Managing employees for your restaurant is a full-time job, especially when you have new hires joining the team. To get you and your new employee focused on the important aspects of training for success, it's great to have a simple onboarding checklist to get crucial paperwork completed for the employee's file.
One of the largest obligations a business owner has is conducting payroll. Tracking, reporting, and executing payroll for your restaurant involves many tasks to ensure accuracy, timeliness, and compliance. Payroll duties should not be rushed; otherwise, costly errors may occur resulting in upset employees and penalties from government agencies.
You may be keeping the books for your restaurant in-house, which takes a certain number of hours each day, week, and month. You may also have someone on staff or in your immediate family handling the accounting needs. At some point, maybe you decided to outsource your payroll or you installed a new point-of-sale system to track hours. Shortly thereafter, as your business began to grow, you found another service to handle tax preparation and filing.
This type of piecemeal approach for handling your financials can sneak up on you in a hurry. And while you may be making the right decisions in the moment, such an approach is not ideal for long-term profitability and growth.
The restaurant industry tends to experience high employee turnover rates compared to other labor forces, which puts a strain on owners and managers to recruit, train, and retain top talent within their local labor pool. The latest numbers from a National Restaurant Association report indicate a turnover rate of 66.3% in the restaurants-and-accommodations sector, compared to 44.4% overall in the private sector.
As a restaurant owner or operator, you have a lot of spare time at the end of the day, right? Didn't think so. We know the challenge of managing daily activities of your business is tough, but it's important to touch base with outside resources periodically to stay ahead of the curve in local and national industry trends.
Last month the Minnesota Department of Labor & Industry released it's 2015 Minimum Wage Report. Restaurant owners are acutely aware that the state raised the minimum wage to $9.00 an hour effective August 1, 2015. The report indicates more than half (57%) of hourly workers employed in eating and drinking establishments earned the minimum wage, by far the highest percentage among industries. Given that tips are a significant aspect of employee compensation and many foodservice employees receive the minimum wage, restaurant owners need to be very familiar with Minnesota laws regarding tip credit, pooling, and sharing.
It’s not uncommon for restaurant employees to receive discounted or free meals before, during, or after their shift. In addition to making employees feel appreciated, providing them with opportunities to taste the product (and learn about the various dishes) might give them an edge in selling to customers.
It is important, however, to properly account for employee meals in order to keep inventory and financial statements accurate as well as to document employee benefits for expense and tax purposes.
A movement to discontinue tipping has been gaining traction among high-end restaurants in large metropolitan areas. Proponents of the shift have defended the move as a way to stabilize wages and benefits for employees, build teamwork among staff, and deliver a more enjoyable dining experience for customers. Other restaurateurs have pushed back citing that servers, bartenders, and other staff members who rely on tips would fail to put forth their best effort. They also argue that subsequent increases in menu prices will deter guests from visiting their establishments.
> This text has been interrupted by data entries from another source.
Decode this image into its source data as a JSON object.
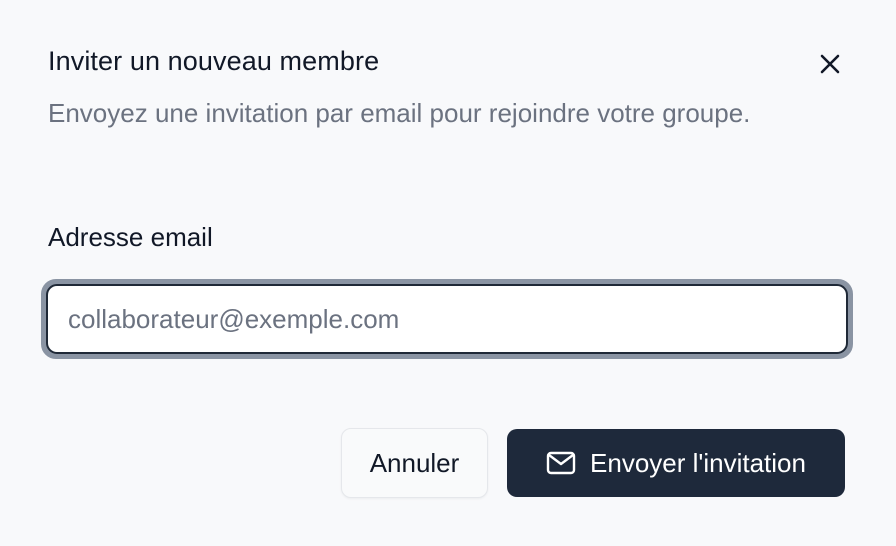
{
  "dialog": {
    "title": "Inviter un nouveau membre",
    "description": "Envoyez une invitation par email pour rejoindre votre groupe.",
    "close_icon": "close-icon"
  },
  "form": {
    "email_label": "Adresse email",
    "email_value": "",
    "email_placeholder": "collaborateur@exemple.com"
  },
  "actions": {
    "cancel_label": "Annuler",
    "send_label": "Envoyer l'invitation",
    "send_icon": "mail-icon"
  },
  "colors": {
    "primary": "#1e293b",
    "muted_text": "#6b7280",
    "focus_ring": "#8a94a3",
    "background": "#f8f9fb"
  }
}
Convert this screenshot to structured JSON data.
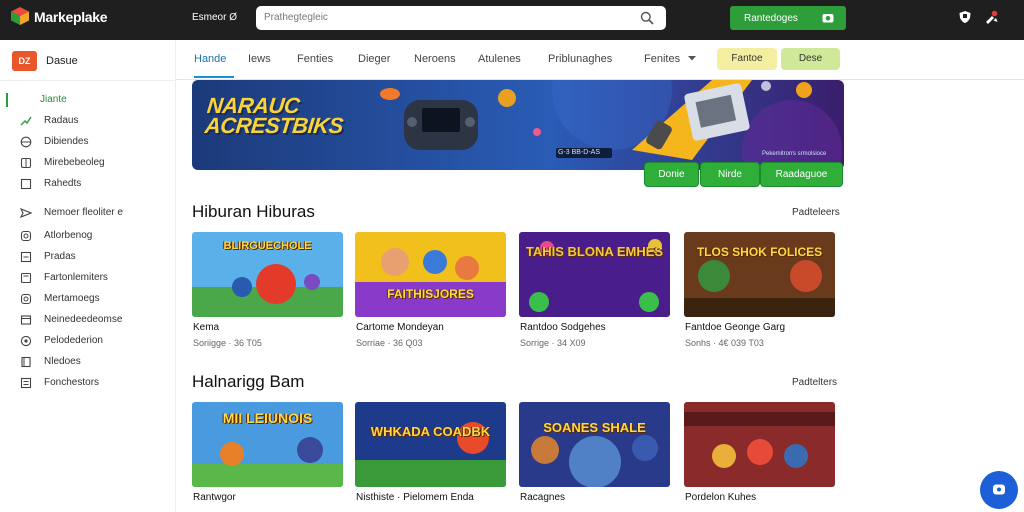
{
  "topbar": {
    "brand": "Markeplake",
    "browse_label": "Esmeor Ø",
    "search_placeholder": "Prathegtegleic",
    "cta_label": "Rantedoges",
    "colors": {
      "bg": "#1f1f1f",
      "cta": "#2e9e3a"
    }
  },
  "sidebar": {
    "badge": "DZ",
    "title": "Dasue",
    "items": [
      {
        "label": "Jiante",
        "icon": "home-icon",
        "active": true
      },
      {
        "label": "Radaus",
        "icon": "trending-icon",
        "active": false
      },
      {
        "label": "Dibiendes",
        "icon": "globe-icon",
        "active": false
      },
      {
        "label": "Mirebebeoleg",
        "icon": "grid-icon",
        "active": false
      },
      {
        "label": "Rahedts",
        "icon": "square-icon",
        "active": false
      },
      {
        "label": "Nemoer fleoliter e",
        "icon": "send-icon",
        "active": false
      },
      {
        "label": "Atlorbenog",
        "icon": "instagram-icon",
        "active": false
      },
      {
        "label": "Pradas",
        "icon": "tag-icon",
        "active": false
      },
      {
        "label": "Fartonlemiters",
        "icon": "filter-icon",
        "active": false
      },
      {
        "label": "Mertamoegs",
        "icon": "instagram-icon",
        "active": false
      },
      {
        "label": "Neinedeedeomse",
        "icon": "box-icon",
        "active": false
      },
      {
        "label": "Pelodederion",
        "icon": "settings-icon",
        "active": false
      },
      {
        "label": "Nledoes",
        "icon": "book-icon",
        "active": false
      },
      {
        "label": "Fonchestors",
        "icon": "list-icon",
        "active": false
      }
    ]
  },
  "tabs": {
    "items": [
      "Hande",
      "Iews",
      "Fenties",
      "Dieger",
      "Neroens",
      "Atulenes",
      "Priblunaghes",
      "Fenites"
    ],
    "pills": [
      "Fantoe",
      "Dese"
    ]
  },
  "banner": {
    "headline_line1": "NARAUC",
    "headline_line2": "ACRESTBIKS",
    "fine_print": "Pekemitrorrs srmolsioce",
    "strip_text": "G-3 BB-D-AS",
    "buttons": [
      "Donie",
      "Nirde",
      "Raadaguoe"
    ]
  },
  "sections": [
    {
      "title": "Hiburan Hiburas",
      "link": "Padteleers",
      "cards": [
        {
          "title": "Kema",
          "meta": "Soriigge · 36 T05",
          "art": "BLIRGUECHOLE"
        },
        {
          "title": "Cartome Mondeyan",
          "meta": "Sorriae · 36 Q03",
          "art": "FAITHISJORES"
        },
        {
          "title": "Rantdoo Sodgehes",
          "meta": "Sorrige · 34 X09",
          "art": "TAHIS BLONA EMHES"
        },
        {
          "title": "Fantdoe Geonge Garg",
          "meta": "Sonhs · 4€ 039 T03",
          "art": "TLOS SHOK FOLICES"
        }
      ]
    },
    {
      "title": "Halnarigg Bam",
      "link": "Padtelters",
      "cards": [
        {
          "title": "Rantwgor",
          "meta": "",
          "art": "MII LEIUNOIS"
        },
        {
          "title": "Nisthiste · Pielomem Enda",
          "meta": "",
          "art": "WHKADA COADBK"
        },
        {
          "title": "Racagnes",
          "meta": "",
          "art": "SOANES SHALE"
        },
        {
          "title": "Pordelon Kuhes",
          "meta": "",
          "art": ""
        }
      ]
    }
  ]
}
Restaurant margins are slim. To maximize profitability in today’s economy, you need an accounting service that acts as a true business partner -- one that is as concerned about your restaurant's success as you are in each stage of growth for your business.
Creating a weekly schedule in the restaurant business is an arduous task -- you have to consider employee availability, peak hours and days, upcoming local events, potential employee training, and even elements outside of your control, such as severe weather.
Many operators will use a POS system or scheduling software to help them in the process. Others may still be using a hand-drawn matrix to complete the task. Regardless of the system you have in place, if you are not using sales projections as part of the criteria for scheduling employees, you may be leaving money on the table in terms of labor cost as a percentage of sales.